* **Problem description**:
Work out how many lines in the entries below include the word "icon". Give nothing but the number.
Content starts
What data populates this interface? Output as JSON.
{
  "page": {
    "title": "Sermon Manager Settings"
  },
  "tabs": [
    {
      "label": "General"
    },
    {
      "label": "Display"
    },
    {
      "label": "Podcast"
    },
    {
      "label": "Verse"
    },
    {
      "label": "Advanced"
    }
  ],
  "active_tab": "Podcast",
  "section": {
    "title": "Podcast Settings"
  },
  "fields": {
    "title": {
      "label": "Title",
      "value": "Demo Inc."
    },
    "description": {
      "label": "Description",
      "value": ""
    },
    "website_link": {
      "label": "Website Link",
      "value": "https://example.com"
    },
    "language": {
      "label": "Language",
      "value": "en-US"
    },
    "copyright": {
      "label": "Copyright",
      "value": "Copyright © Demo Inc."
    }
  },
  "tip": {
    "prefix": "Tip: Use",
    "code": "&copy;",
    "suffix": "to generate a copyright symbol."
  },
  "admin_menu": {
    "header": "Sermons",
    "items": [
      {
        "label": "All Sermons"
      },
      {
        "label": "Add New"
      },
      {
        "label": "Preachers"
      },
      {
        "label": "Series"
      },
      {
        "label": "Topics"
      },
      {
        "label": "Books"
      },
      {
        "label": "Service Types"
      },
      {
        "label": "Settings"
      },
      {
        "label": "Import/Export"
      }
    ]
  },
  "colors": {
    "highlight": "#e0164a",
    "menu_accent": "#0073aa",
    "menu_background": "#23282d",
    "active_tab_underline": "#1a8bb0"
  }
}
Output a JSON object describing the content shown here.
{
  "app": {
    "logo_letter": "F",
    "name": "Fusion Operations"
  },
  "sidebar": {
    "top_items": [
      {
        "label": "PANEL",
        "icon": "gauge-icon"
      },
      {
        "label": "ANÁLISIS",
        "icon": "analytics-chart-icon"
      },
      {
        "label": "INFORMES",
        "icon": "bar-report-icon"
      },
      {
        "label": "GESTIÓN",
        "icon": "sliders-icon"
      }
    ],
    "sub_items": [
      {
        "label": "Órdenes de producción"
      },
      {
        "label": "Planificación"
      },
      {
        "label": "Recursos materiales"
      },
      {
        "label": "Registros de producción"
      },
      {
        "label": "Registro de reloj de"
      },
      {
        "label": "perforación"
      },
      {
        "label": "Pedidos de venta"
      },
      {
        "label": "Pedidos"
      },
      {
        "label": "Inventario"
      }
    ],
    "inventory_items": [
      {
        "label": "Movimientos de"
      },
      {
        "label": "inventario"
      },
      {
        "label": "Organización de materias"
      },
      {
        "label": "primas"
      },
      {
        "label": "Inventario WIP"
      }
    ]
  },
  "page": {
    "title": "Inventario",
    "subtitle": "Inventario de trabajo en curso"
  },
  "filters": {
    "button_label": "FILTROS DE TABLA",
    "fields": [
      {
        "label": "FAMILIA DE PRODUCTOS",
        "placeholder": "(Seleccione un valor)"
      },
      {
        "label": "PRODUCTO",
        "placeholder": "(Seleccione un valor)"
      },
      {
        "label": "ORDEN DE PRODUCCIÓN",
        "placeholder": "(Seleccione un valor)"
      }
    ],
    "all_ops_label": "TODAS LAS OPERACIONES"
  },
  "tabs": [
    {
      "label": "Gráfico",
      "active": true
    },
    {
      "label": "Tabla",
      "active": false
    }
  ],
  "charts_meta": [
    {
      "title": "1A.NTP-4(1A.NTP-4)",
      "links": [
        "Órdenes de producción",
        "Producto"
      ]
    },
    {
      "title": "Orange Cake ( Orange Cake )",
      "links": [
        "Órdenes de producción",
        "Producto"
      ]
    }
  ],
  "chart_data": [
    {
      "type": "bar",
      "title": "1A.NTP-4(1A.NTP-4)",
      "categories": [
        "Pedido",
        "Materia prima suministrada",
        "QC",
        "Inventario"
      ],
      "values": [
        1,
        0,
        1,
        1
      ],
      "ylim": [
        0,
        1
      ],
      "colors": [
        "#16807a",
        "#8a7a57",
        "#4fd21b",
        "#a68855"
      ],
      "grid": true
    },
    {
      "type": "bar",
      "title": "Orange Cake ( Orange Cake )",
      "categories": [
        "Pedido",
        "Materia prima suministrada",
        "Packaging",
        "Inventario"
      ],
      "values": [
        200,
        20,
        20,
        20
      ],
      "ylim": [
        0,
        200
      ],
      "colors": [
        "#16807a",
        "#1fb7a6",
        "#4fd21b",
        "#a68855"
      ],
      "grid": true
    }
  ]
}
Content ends
* **Your solution**:
4